On the ride between LOCARNO AND Domodossola and you can see gushing waterfalls, tidy vineyards, chestnut forests and villages that time forgot roll by your window. Unspoiled landscapes and lush vegetation change their appearance in the course of the seasons and make this journey an unforgettable experience. Centovalli Railway runs all year long with 1st and 2nd class and panoramic coaches.

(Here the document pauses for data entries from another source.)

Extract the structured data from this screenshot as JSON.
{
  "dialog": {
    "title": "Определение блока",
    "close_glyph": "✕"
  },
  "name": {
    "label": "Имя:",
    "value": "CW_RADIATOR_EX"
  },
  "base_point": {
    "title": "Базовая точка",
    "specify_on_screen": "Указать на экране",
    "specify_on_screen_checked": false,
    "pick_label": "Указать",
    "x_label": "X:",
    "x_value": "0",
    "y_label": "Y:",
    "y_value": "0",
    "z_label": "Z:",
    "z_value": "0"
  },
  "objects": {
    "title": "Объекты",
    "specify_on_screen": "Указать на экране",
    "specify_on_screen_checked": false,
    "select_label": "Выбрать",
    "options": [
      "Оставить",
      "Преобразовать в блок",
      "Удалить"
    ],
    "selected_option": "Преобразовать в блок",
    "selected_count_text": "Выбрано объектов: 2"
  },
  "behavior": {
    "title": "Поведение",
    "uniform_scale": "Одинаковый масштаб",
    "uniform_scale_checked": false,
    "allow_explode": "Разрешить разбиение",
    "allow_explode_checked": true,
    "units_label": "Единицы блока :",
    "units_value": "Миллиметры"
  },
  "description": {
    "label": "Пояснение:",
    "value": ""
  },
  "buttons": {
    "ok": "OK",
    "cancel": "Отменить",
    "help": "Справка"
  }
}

The line dates from 1923, when twin teams of workers, Italian and Swiss, laying track from either terminus, met in the middle at Santa Maria Maggiore. To this day, the Italian part of the line is administered by a separate company, the Società Subalpina di Imprese Ferroviarie, or SSIF. Services are frequent - every half-hour during the summer months (April to October) - so it's easy to break a journey at any point along the line. The pint-sized trains start out from dedicated platforms beneath Locarno's main station, emerging above ground for the pull into Ponte Brolla. This small town stands at the mouth of the great Valle Maggia system, which penetrates high into the Lepontine Alps north of Locarno. The train line continues west, entering the Centovalli proper. From here on the ride is truly spectacular. Most of the time the little trains wind their way slowly around the forested hillsides on precarious bridges and viaducts, teetering above ravine-like depths - sit on the left for the best views. A good indication of the terrain is that in the 17km-stretch between Locarno and the Italian border, the train passes over seven bridges and through 22 short tunnels. A few kilometres out of Verscio, the train clanks slowly over an iron viaduct spanning the 75m-deep gorge of the Isorno torrent - the scene of Switzerland's first-ever bungee jump, in 1993, and still a prime spot for leaping. Intragna is next, another photogenic village tucked into a fold of the hills beneath craggy mountains, and marked by the 65m steeple of its parish church, the highest bell-tower in Ticino, built in 1775. The train rolls on through dense chestnut forests to the quiet border village of Camedo and crosses the Ponte Ribellasca into the Italian Valle Vigezzo for the climb to Santa Maria Maggiore, the highest point of the line (830m above sea level). The terminus lies 20km on, at the workaday valley town of Domodossola, from where Swiss high-speed trains run through the Simplon Tunnel to Bern, Basel and Geneva, and Italian ones speed south to Milan.